• Assignment: Give the data below again exactly, and drop each picture from it.

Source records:
● ● ● ●
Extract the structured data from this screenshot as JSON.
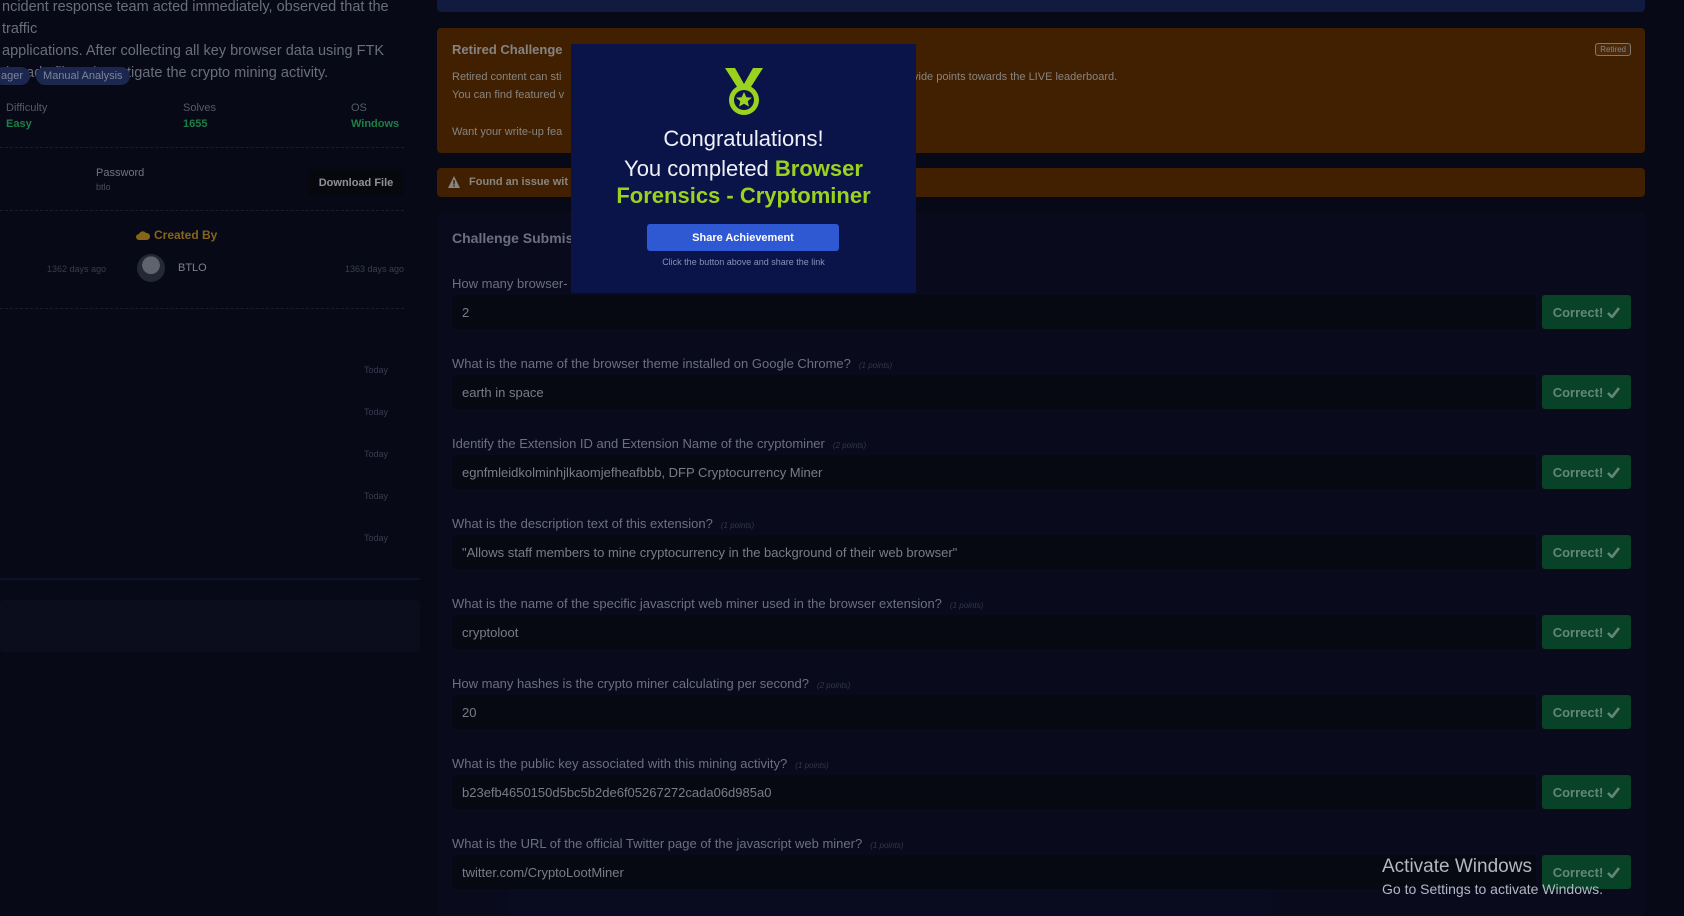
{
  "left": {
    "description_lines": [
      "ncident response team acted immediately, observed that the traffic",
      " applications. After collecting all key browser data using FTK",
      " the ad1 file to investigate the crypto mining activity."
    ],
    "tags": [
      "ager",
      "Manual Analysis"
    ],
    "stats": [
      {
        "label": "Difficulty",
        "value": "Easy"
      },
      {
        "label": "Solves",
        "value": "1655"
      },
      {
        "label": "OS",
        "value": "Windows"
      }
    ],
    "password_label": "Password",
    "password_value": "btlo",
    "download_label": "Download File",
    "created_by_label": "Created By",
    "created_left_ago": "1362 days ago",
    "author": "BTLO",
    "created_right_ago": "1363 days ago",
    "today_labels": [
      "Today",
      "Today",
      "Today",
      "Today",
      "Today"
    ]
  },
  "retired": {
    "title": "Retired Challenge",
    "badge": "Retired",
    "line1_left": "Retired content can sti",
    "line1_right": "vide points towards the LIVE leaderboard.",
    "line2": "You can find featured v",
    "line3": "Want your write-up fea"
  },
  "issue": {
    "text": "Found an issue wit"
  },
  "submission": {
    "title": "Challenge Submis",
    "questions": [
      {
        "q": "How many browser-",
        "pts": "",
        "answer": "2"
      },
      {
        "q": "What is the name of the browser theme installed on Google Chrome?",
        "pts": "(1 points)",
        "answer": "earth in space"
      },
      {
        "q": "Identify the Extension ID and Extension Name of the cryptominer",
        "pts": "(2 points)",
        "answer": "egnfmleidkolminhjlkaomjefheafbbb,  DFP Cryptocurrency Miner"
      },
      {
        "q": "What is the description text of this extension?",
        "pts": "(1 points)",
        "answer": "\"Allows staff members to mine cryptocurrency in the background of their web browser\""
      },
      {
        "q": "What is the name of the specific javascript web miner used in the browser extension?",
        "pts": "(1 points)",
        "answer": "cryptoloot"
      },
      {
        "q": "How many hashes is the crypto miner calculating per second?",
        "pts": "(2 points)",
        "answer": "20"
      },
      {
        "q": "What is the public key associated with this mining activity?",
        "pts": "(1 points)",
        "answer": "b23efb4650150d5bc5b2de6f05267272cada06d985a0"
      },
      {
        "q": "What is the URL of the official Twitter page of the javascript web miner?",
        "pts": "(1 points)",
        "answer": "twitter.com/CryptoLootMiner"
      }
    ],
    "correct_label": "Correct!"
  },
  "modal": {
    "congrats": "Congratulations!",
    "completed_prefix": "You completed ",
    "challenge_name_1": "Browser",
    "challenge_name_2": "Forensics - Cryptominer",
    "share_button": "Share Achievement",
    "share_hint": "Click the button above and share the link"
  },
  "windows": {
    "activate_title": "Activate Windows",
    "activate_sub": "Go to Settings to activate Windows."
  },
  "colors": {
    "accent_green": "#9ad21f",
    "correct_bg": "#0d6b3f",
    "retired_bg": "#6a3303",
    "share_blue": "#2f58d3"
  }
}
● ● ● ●
• Answer to the exercise:
Extract the structured data from this screenshot as JSON.
{
  "left": {
    "description_lines": [
      "ncident response team acted immediately, observed that the traffic",
      " applications. After collecting all key browser data using FTK",
      " the ad1 file to investigate the crypto mining activity."
    ],
    "tags": [
      "ager",
      "Manual Analysis"
    ],
    "stats": [
      {
        "label": "Difficulty",
        "value": "Easy"
      },
      {
        "label": "Solves",
        "value": "1655"
      },
      {
        "label": "OS",
        "value": "Windows"
      }
    ],
    "password_label": "Password",
    "password_value": "btlo",
    "download_label": "Download File",
    "created_by_label": "Created By",
    "created_left_ago": "1362 days ago",
    "author": "BTLO",
    "created_right_ago": "1363 days ago",
    "today_labels": [
      "Today",
      "Today",
      "Today",
      "Today",
      "Today"
    ]
  },
  "retired": {
    "title": "Retired Challenge",
    "badge": "Retired",
    "line1_left": "Retired content can sti",
    "line1_right": "vide points towards the LIVE leaderboard.",
    "line2": "You can find featured v",
    "line3": "Want your write-up fea"
  },
  "issue": {
    "text": "Found an issue wit"
  },
  "submission": {
    "title": "Challenge Submis",
    "questions": [
      {
        "q": "How many browser-",
        "pts": "",
        "answer": "2"
      },
      {
        "q": "What is the name of the browser theme installed on Google Chrome?",
        "pts": "(1 points)",
        "answer": "earth in space"
      },
      {
        "q": "Identify the Extension ID and Extension Name of the cryptominer",
        "pts": "(2 points)",
        "answer": "egnfmleidkolminhjlkaomjefheafbbb,  DFP Cryptocurrency Miner"
      },
      {
        "q": "What is the description text of this extension?",
        "pts": "(1 points)",
        "answer": "\"Allows staff members to mine cryptocurrency in the background of their web browser\""
      },
      {
        "q": "What is the name of the specific javascript web miner used in the browser extension?",
        "pts": "(1 points)",
        "answer": "cryptoloot"
      },
      {
        "q": "How many hashes is the crypto miner calculating per second?",
        "pts": "(2 points)",
        "answer": "20"
      },
      {
        "q": "What is the public key associated with this mining activity?",
        "pts": "(1 points)",
        "answer": "b23efb4650150d5bc5b2de6f05267272cada06d985a0"
      },
      {
        "q": "What is the URL of the official Twitter page of the javascript web miner?",
        "pts": "(1 points)",
        "answer": "twitter.com/CryptoLootMiner"
      }
    ],
    "correct_label": "Correct!"
  },
  "modal": {
    "congrats": "Congratulations!",
    "completed_prefix": "You completed ",
    "challenge_name_1": "Browser",
    "challenge_name_2": "Forensics - Cryptominer",
    "share_button": "Share Achievement",
    "share_hint": "Click the button above and share the link"
  },
  "windows": {
    "activate_title": "Activate Windows",
    "activate_sub": "Go to Settings to activate Windows."
  },
  "colors": {
    "accent_green": "#9ad21f",
    "correct_bg": "#0d6b3f",
    "retired_bg": "#6a3303",
    "share_blue": "#2f58d3"
  }
}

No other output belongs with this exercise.